Currently climate related risk management is focussed at investment decision level, addressed by asset class teams as part of the due diligence that precedes the selection of assets and the appointment of delegate asset managers.

Where material climate risks (physical or transition) are identified as part of detailed due diligence, they are considered in the same way as other risks. They are quantified and fed into asset valuations through stress testing and the adjustment of financial inputs which ensure they feature in the modelling of expected performance. 

To integrate climate related risks into overall (portfolio level) risk management requires further work and involves us developing methodologies for identifying and valuing climate risks across a variety of time horizons and scenarios. To support our progress against this important objective LPPI has convened  a cross disciplinary Climate Risk Panel.  The Panel will bring together representatives from the Risk, Investment Strategy and Responsible Investment teams to collaborate on the identification of potential methods preparatory to developing a pilot approach for discussion and testing. 


14.9 CC. Indicate whether your organisation, and/or external investment manager or service providers acting on your behalf, undertake active ownership activities to encourage TCFD adoption.

Please describe

LPPI publicly supports the TCFD, as demonstrated in the statement of commitment our Chair Michael O'Higgins has made via the A4S (Accounting for Sustainability) initiative. 

As part of our annual reporting LPP disclosed in line with the TCFD recommendations for the first time in 2019, reflecting the belief we should set an example and undertake for ourselves what we are asking companies and asset managers to work towards.

Our wider advocacy for disclosure in line with TCFD recommendations is via our participation in initiatives including the Transition Pathway Initiative, ClimateAction100+ and IIGCC.

As part of shareholder voting LPPI has supported a number of shareholder proposals in 2019 requiring companies to disclose more climate related information for the benefit of investors.

One of our listed equity managers has focused an engagement theme on climate action and sound environmental management which has asked companies to align with TCFD principles and where appropriate produce TCFD disclosure.

SG 15. Allocation of assets to environmental and social themed areas
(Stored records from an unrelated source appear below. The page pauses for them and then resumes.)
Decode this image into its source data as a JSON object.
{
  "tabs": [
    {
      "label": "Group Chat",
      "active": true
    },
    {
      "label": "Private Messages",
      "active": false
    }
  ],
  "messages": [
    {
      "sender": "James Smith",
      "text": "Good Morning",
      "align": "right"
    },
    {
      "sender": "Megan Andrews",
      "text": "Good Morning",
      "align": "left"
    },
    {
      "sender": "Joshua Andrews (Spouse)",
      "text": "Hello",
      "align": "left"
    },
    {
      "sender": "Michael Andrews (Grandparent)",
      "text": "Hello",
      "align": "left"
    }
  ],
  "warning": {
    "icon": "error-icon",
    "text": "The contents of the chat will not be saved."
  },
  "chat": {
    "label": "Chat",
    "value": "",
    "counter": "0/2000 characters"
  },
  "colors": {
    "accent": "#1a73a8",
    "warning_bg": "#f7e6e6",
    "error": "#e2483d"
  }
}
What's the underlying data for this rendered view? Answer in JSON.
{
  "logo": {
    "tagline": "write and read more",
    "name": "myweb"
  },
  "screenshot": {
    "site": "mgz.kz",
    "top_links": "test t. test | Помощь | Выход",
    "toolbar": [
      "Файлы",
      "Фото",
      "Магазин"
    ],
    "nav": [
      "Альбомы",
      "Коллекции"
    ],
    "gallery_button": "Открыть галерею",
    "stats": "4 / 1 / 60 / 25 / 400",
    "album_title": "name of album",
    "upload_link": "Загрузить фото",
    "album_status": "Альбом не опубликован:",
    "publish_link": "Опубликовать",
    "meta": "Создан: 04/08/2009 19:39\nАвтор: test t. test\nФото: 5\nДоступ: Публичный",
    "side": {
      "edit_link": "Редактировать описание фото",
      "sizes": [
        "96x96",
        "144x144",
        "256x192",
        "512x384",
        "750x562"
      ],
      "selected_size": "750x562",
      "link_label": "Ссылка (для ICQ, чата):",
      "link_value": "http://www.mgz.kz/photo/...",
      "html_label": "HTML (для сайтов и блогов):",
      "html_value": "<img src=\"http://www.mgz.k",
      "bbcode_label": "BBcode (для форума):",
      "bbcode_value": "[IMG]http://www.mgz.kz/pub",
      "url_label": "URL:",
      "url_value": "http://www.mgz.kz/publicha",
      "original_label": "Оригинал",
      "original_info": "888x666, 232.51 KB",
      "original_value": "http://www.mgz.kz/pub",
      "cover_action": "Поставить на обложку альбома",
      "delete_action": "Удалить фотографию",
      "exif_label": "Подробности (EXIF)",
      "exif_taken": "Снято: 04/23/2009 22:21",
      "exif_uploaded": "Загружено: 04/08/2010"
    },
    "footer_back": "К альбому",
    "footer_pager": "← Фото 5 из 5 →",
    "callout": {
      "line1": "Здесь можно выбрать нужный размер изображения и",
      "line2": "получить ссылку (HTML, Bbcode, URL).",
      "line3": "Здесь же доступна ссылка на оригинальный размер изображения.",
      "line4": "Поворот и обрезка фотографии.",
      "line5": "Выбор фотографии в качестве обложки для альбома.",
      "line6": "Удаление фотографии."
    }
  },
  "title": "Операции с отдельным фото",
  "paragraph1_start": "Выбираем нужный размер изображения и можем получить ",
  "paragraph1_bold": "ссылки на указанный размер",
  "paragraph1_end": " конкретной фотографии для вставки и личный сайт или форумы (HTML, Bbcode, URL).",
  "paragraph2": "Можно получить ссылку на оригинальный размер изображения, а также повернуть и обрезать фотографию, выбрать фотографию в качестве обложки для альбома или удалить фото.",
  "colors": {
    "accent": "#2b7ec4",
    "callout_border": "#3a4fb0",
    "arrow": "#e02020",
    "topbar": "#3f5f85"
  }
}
15.1. Indicate if your organisation allocates assets to, or manages, funds based on specific environmental and social themed areas.

15.4. Please attach any supporting information you wish to include. [OPTIONAL]